the world. This shark has white tips on its dorsal and tail fin, a blunt
snout and distinctive nasal flaps. It is inoffensive unless provoked and at
times falls prey to larger sharks. Humans have long tried to emulate the
sleek streamlined design of the shark, in boat hulls, submarines and even
torpedoes which have a similar outline to the standard shark.
Photo: Genevieve Johnson
October 25, 2000
Snorkeling a Surge Channel with Sharks
This is Genevieve Johnson talking to you from the Odyssey in the central
equatorial pacific. The Odyssey crew is always enthusiastic to get into the
water, whether to snorkel or dive we take every opportunity to explore this
universe. Today some of the crew went snorkeling along the coral reef flats
of Christmas Island.
Different depths support different habitats, each with its own
distinctive and diverse ecosystem of living organisms. The changes in
species according to depth, light and temperature was clear as we made our
way outward over the reef, which gradually sloped downward toward open
ocean, where it finally dropped off altogether.
We entered a surge channel, an area close to 20 feet deep, penetrating the
reef edge. These channel systems carry the flow of water from the reef flats
into the open sea.
It was as we were enjoying the luxuriant display of
corals on the steep slopes, which played host to countless brightly colored
fish, that the first unmistakable silhouette cruised just beyond our clear
range of visibility. With a rapid pulse and heightened sense of awareness,
we drifted in the channel and were soon surrounded by 4 or 5 small sharks.
We watched them slowly circle, the effortless grace of their movements
belying the difficulty of moving through water, a medium 1,000 times heavier
or denser than an equal volume of our own medium, air. Meanwhile we were
working hard to overcome the current sweeping us towards the sea.
The appearance of a shark can be unnerving, as they stare glassy eyed and
expressionless, their intentions are difficult for humans to interpret. As
far as we could tell, these beautiful animals appeared undisturbed by our
presence, circumstances that made it possible for us to observe them in
their natural habitat at quite close range.
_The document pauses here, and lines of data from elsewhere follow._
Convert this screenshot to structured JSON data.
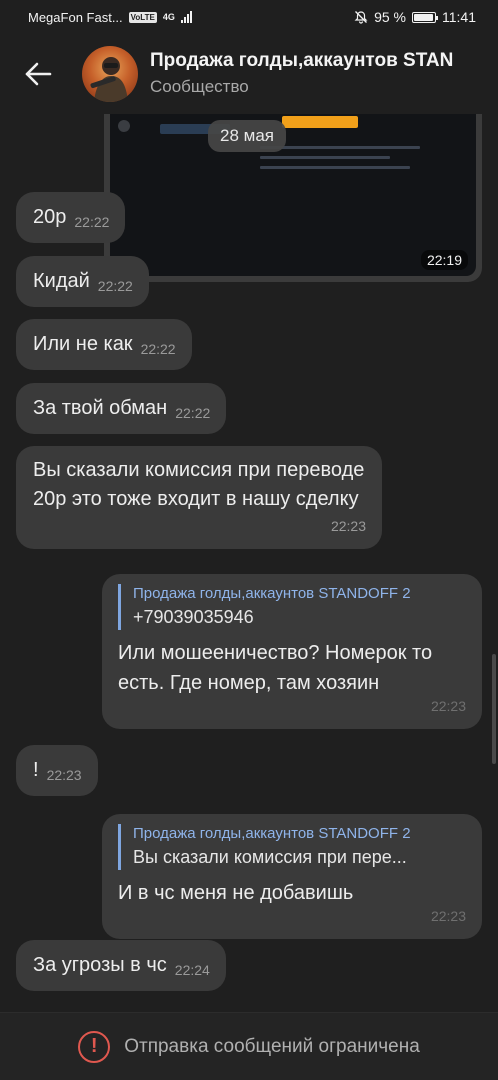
{
  "status_bar": {
    "carrier": "MegaFon Fast...",
    "volte": "VoLTE",
    "network": "4G",
    "battery": "95 %",
    "battery_level": 0.95,
    "time": "11:41"
  },
  "header": {
    "title": "Продажа голды,аккаунтов STAN",
    "subtitle": "Сообщество"
  },
  "media": {
    "time": "22:19"
  },
  "date_label": "28 мая",
  "messages": [
    {
      "text": "20р",
      "time": "22:22"
    },
    {
      "text": "Кидай",
      "time": "22:22"
    },
    {
      "text": "Или не как",
      "time": "22:22"
    },
    {
      "text": "За твой обман",
      "time": "22:22"
    },
    {
      "text": "Вы сказали комиссия при переводе 20р это тоже входит в нашу сделку",
      "time": "22:23"
    },
    {
      "reply_name": "Продажа голды,аккаунтов STANDOFF 2",
      "reply_text": "+79039035946",
      "text": "Или мошееничество? Номерок то есть. Где номер, там хозяин",
      "time": "22:23"
    },
    {
      "text": "!",
      "time": "22:23"
    },
    {
      "reply_name": "Продажа голды,аккаунтов STANDOFF 2",
      "reply_text": "Вы сказали комиссия при пере...",
      "text": "И в чс меня не добавишь",
      "time": "22:23"
    },
    {
      "text": "За угрозы в чс",
      "time": "22:24"
    }
  ],
  "bottom": {
    "restricted": "Отправка сообщений ограничена"
  }
}
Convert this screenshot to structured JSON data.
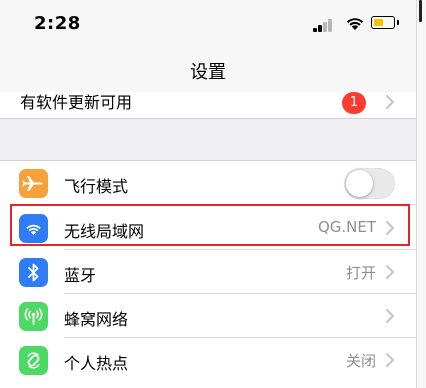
{
  "status_bar": {
    "time": "2:28",
    "battery_level": 0.55,
    "battery_color": "#f2c500",
    "icons": [
      "cellular-signal-icon",
      "wifi-icon",
      "battery-icon"
    ]
  },
  "nav": {
    "title": "设置"
  },
  "update_row": {
    "label": "有软件更新可用",
    "badge_count": "1",
    "badge_color": "#ff3b30"
  },
  "settings": {
    "airplane": {
      "label": "飞行模式",
      "icon": "airplane-icon",
      "icon_color": "#f7a13a",
      "toggle_on": false
    },
    "wifi": {
      "label": "无线局域网",
      "value": "QG.NET",
      "icon": "wifi-icon",
      "icon_color": "#2f7cf6",
      "highlighted": true
    },
    "bluetooth": {
      "label": "蓝牙",
      "value": "打开",
      "icon": "bluetooth-icon",
      "icon_color": "#2f7cf6"
    },
    "cellular": {
      "label": "蜂窝网络",
      "icon": "cellular-antenna-icon",
      "icon_color": "#4cd964"
    },
    "hotspot": {
      "label": "个人热点",
      "value": "关闭",
      "icon": "personal-hotspot-icon",
      "icon_color": "#4cd964"
    }
  },
  "highlight_color": "#e8232b"
}
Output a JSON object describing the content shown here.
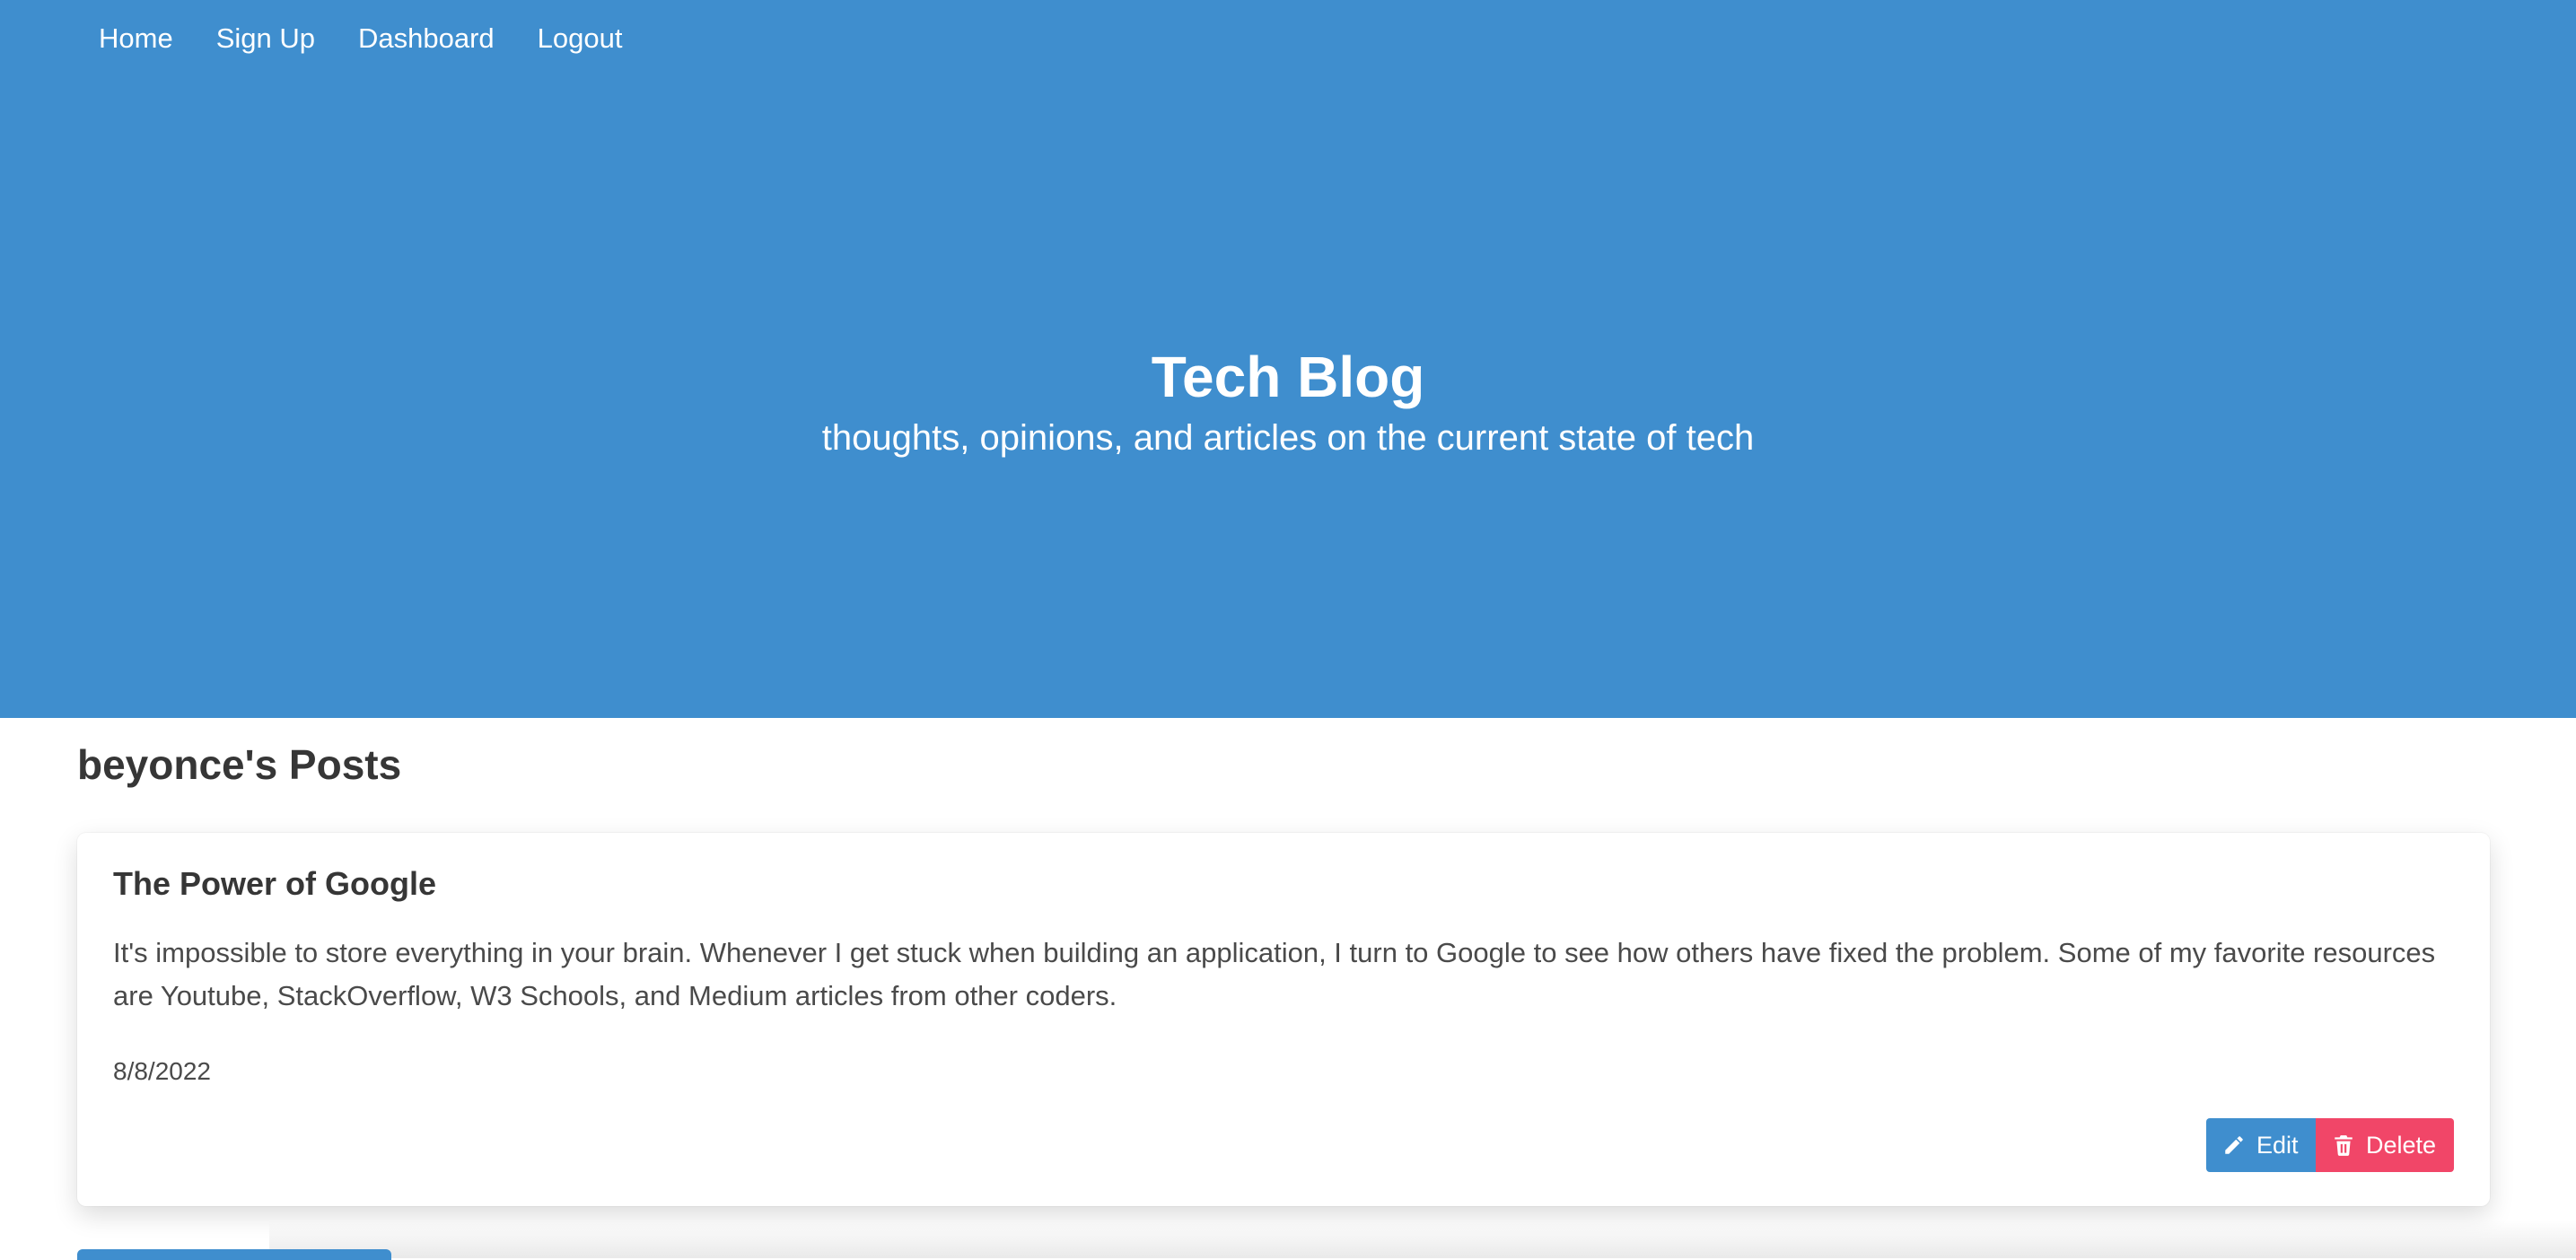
{
  "nav": {
    "items": [
      {
        "label": "Home"
      },
      {
        "label": "Sign Up"
      },
      {
        "label": "Dashboard"
      },
      {
        "label": "Logout"
      }
    ]
  },
  "hero": {
    "title": "Tech Blog",
    "subtitle": "thoughts, opinions, and articles on the current state of tech",
    "background_color": "#3f8ece"
  },
  "posts": {
    "heading": "beyonce's Posts",
    "items": [
      {
        "title": "The Power of Google",
        "body": "It's impossible to store everything in your brain. Whenever I get stuck when building an application, I turn to Google to see how others have fixed the problem. Some of my favorite resources are Youtube, StackOverflow, W3 Schools, and Medium articles from other coders.",
        "date": "8/8/2022",
        "edit_label": "Edit",
        "delete_label": "Delete",
        "edit_icon": "pencil-icon",
        "delete_icon": "trash-icon"
      }
    ]
  },
  "colors": {
    "primary": "#3f8ece",
    "danger": "#f14668",
    "text": "#363636"
  }
}
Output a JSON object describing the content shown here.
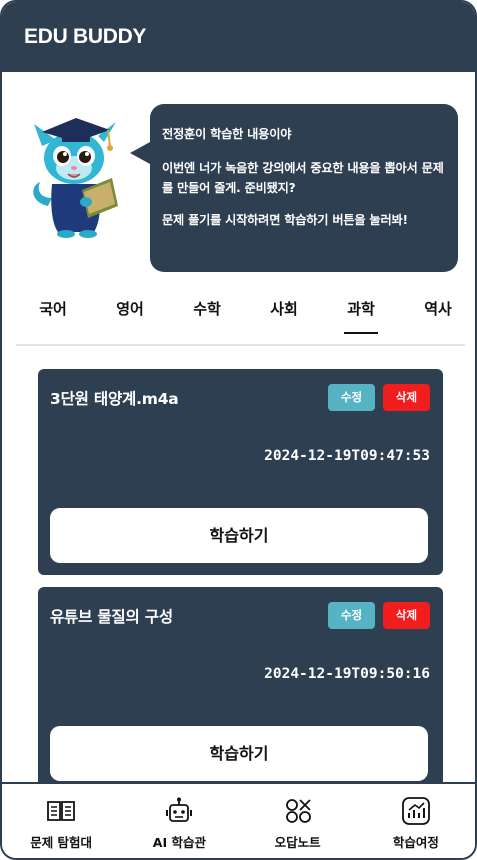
{
  "app": {
    "title": "EDU BUDDY"
  },
  "bubble": {
    "line1": "전정훈이 학습한 내용이야",
    "line2": "이번엔 너가 녹음한 강의에서 중요한 내용을 뽑아서 문제를 만들어 줄게. 준비됐지?",
    "line3": "문제 풀기를 시작하려면 학습하기 버튼을 눌러봐!"
  },
  "subjects": [
    {
      "label": "국어"
    },
    {
      "label": "영어"
    },
    {
      "label": "수학"
    },
    {
      "label": "사회"
    },
    {
      "label": "과학",
      "active": true
    },
    {
      "label": "역사"
    }
  ],
  "cards": [
    {
      "name": "3단원 태양계.m4a",
      "edit": "수정",
      "delete": "삭제",
      "date": "2024-12-19T09:47:53",
      "study": "학습하기"
    },
    {
      "name": "유튜브 물질의 구성",
      "edit": "수정",
      "delete": "삭제",
      "date": "2024-12-19T09:50:16",
      "study": "학습하기"
    }
  ],
  "nav": [
    {
      "label": "문제 탐험대",
      "icon": "book-icon"
    },
    {
      "label": "AI 학습관",
      "icon": "robot-icon"
    },
    {
      "label": "오답노트",
      "icon": "ox-icon"
    },
    {
      "label": "학습여정",
      "icon": "chart-icon"
    }
  ],
  "colors": {
    "primary": "#2e3f52",
    "edit": "#56b3c4",
    "delete": "#f21d1d"
  }
}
We realized that we were in fact
in the midst of at least 3 different species of reef shark, the Black tip,
White tip and Grey reef shark.
The black and the white tip are among the most frequently encountered sharks
on reef flats, and appear to be relatively inoffensive and easily
frightened. The Grey reef shark is an animal that typically inhabits the
steeper outer reef slopes. This species is more curious, territorial and has
been known to be aggressive toward humans, although this was never apparent
Some shark species undoubtedly attack humans, but when common sense
prevails, it is clearly us who are intruding into their realm.
Log by Genevieve Johnson
| Back |